The Yale men’s basketball team will host Cornell and Columbia this weekend at the John J. Lee Amphitheater, looking to complete its second two-game sweep in as many weekends.

Both opponents sit at the middle of the Ancient Eight table with six games to play, and both seem epitomize the unpredictable results of Ivy League play so far this season.

The Elis (18–7, 7–1 Ivy) will first face fourth-place Cornell (12–12, 4–4) on Friday, which is coming off a roller-coaster weekend on the road. The Big Red defeated now last-place Dartmouth in an 81–72 overtime thriller, only to be easily handled 61–40 by a strong Harvard team that appears to be hitting its stride at the right time, having won its last six games.

Columbia (11–11, 3–5), which rests one spot behind the Big Red in the standings, had a frustrating pair of games a week ago after taking Harvard to the wire only to lose by four, and falling by 12 to Dartmouth.

The Bulldogs are coming off of a hot-shooting road sweep, blowing out Penn on Friday night by 27 and holding off a ferocious Princeton comeback on Saturday to win by eight.

Standout forwards Justin Sears ’16 and Matt Townsend ’15 credited the bench play for much of the success over the weekend. In particular, Townsend praised the composure of guard Makai Mason ’18 in the second half of the Princeton game.

“Makai hit some big-time shots down the stretch in our second half comeback,” Townsend said of Mason’s 5–5 effort against Princeton, which complemented his 14-point outing the night before against the Quakers.

Mason has seen much more court time as of late, playing at least 20 minutes in six of his last seven games, compared to just two such games before that stretch. He likened his role on the team to a shot of energy off the bench.

Sears also noted Mason’s developing maturity, as well as the growing intensity and invaluable impact of captain Greg Kelley ’15.

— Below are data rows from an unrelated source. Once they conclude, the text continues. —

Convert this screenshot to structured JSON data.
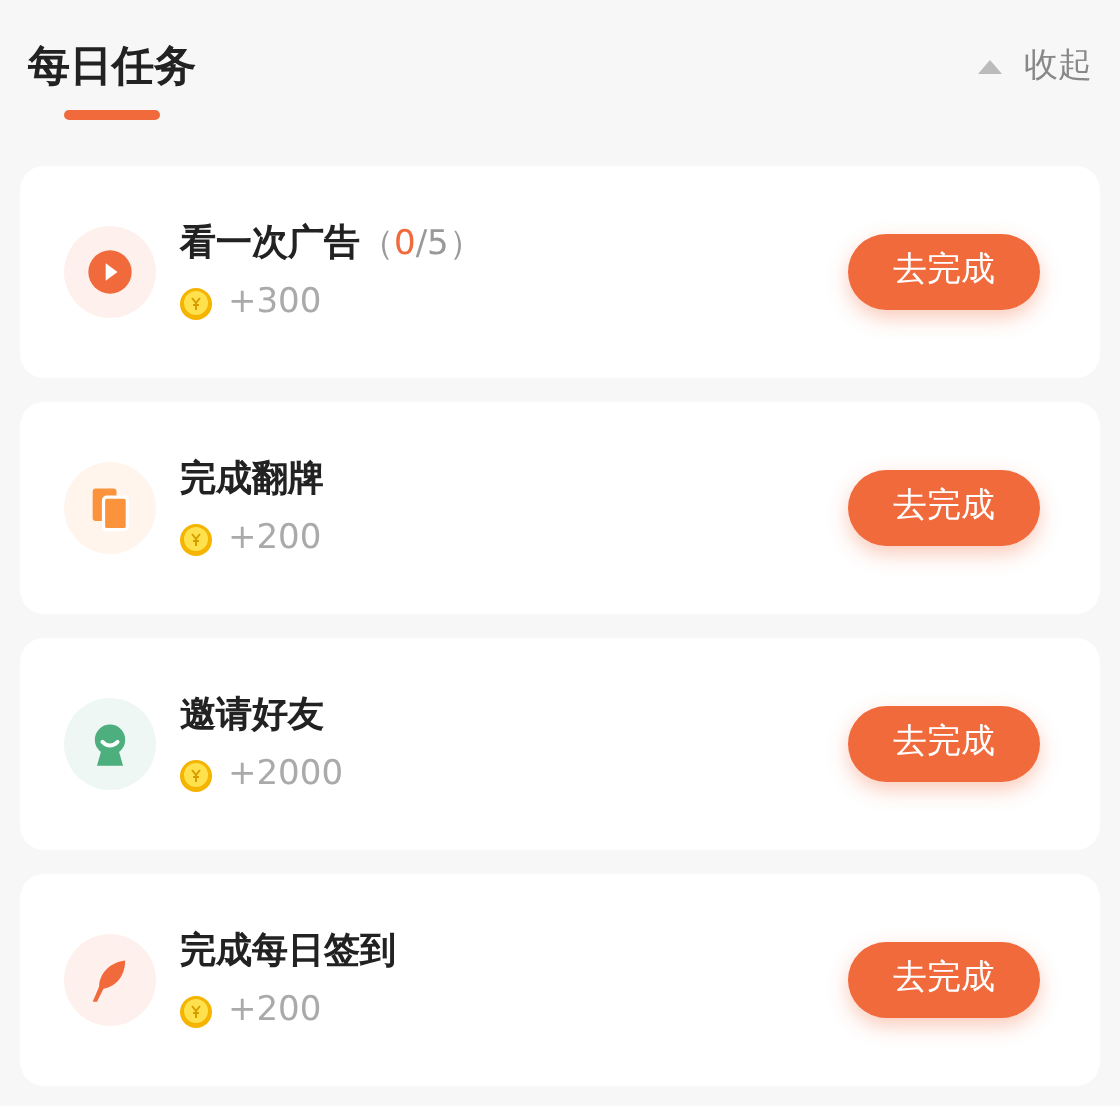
{
  "header": {
    "title": "每日任务",
    "collapse": "收起"
  },
  "tasks": [
    {
      "kind": "play",
      "color": "#f06a3c",
      "title": "看一次广告",
      "progress": {
        "open": "（",
        "done": "0",
        "rest": "/5）"
      },
      "reward": "+300",
      "button": "去完成"
    },
    {
      "kind": "cards",
      "color": "#fb923c",
      "title": "完成翻牌",
      "reward": "+200",
      "button": "去完成"
    },
    {
      "kind": "friend",
      "color": "#4caf7d",
      "title": "邀请好友",
      "reward": "+2000",
      "button": "去完成"
    },
    {
      "kind": "feather",
      "color": "#f06a3c",
      "title": "完成每日签到",
      "reward": "+200",
      "button": "去完成"
    }
  ]
}
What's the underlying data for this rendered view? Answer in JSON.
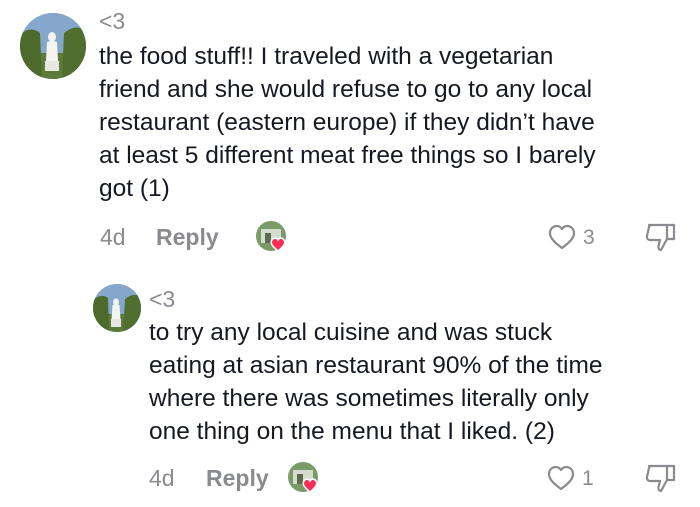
{
  "comments": [
    {
      "username": "<3",
      "text": "the food stuff!! I traveled with a vegetarian friend and she would refuse to go to any local restaurant (eastern europe) if they didn’t have at least 5 different meat free things so I barely got (1)",
      "lines": [
        "the food stuff!! I traveled with a vegetarian",
        "friend and she would refuse to go to any local",
        "restaurant (eastern europe) if they didn’t have",
        "at least 5 different meat free things so I barely",
        "got (1)"
      ],
      "age": "4d",
      "reply_label": "Reply",
      "like_count": "3",
      "icons": {
        "like": "heart-outline-icon",
        "dislike": "thumbs-down-icon",
        "liked_by": "heart-icon"
      }
    },
    {
      "username": "<3",
      "text": "to try any local cuisine and was stuck eating at asian restaurant 90% of the time where there was sometimes literally only one thing on the menu that I liked. (2)",
      "lines": [
        "to try any local cuisine and was stuck",
        "eating at asian restaurant 90% of the time",
        "where there was sometimes literally only",
        "one thing on the menu that I liked. (2)"
      ],
      "age": "4d",
      "reply_label": "Reply",
      "like_count": "1",
      "icons": {
        "like": "heart-outline-icon",
        "dislike": "thumbs-down-icon",
        "liked_by": "heart-icon"
      }
    }
  ],
  "colors": {
    "text": "#161823",
    "muted": "#8a8b91",
    "heart": "#fe2c55"
  }
}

“It’s Greg’s last go-around, and you can see that in his sense of urgency,” Sears said.

Regarding preparations for this weekend’s matchups, Townsend said forcing Columbia to take different shots and limit its opportunities from long range will be key.

As for the Big Red, both Townsend and Mason agreed that breaking Cornell’s defensive pressure is paramount on Friday.

“Cornell likes ball pressure. We’ve been working in practice on handling that full court press,” Townsend said.

Mason agreed, commenting on the Cornell players’ length and athleticism. He added that there has been an emphasis in practice on moving the ball around with our motion and getting guys open shots — something that proved to be a struggle in Yale’s lone conference loss against Harvard.

Though it is hard to predict how either competitor will challenge this weekend, one thing is for sure: With Cornell’s away record of 2–5 and Columbia’s at 5–5, the Bulldogs will be sure to try and take advantage of these two teams’ road game woes.

Yale has certainly realized a strong home-court advantage this season — having gone 6–2 in contests at Payne Whitney — especially with the prospects of an Ivy League title and an appearance in the NCAA Tournament at hand. The Elis currently control their own fate in the Ancient Eight and do not need to rely on any upsets or Harvard’s misfortune to get a berth to the Big Dance for the first time in over 50 years.

However, guard Javier Duren ’15 maintains that there has been no change in strategy as a result of this potential title.

“Coach [James Jones] has constantly told us that our focus shouldn’t be an Ivy League title but on the next game,” Duren said. “In that, we’ve been able to remain humble and take it one game at a time.”

The tip off for both Friday and Saturday’s games will be at 7 p.m. in the John J. Lee Amphitheater.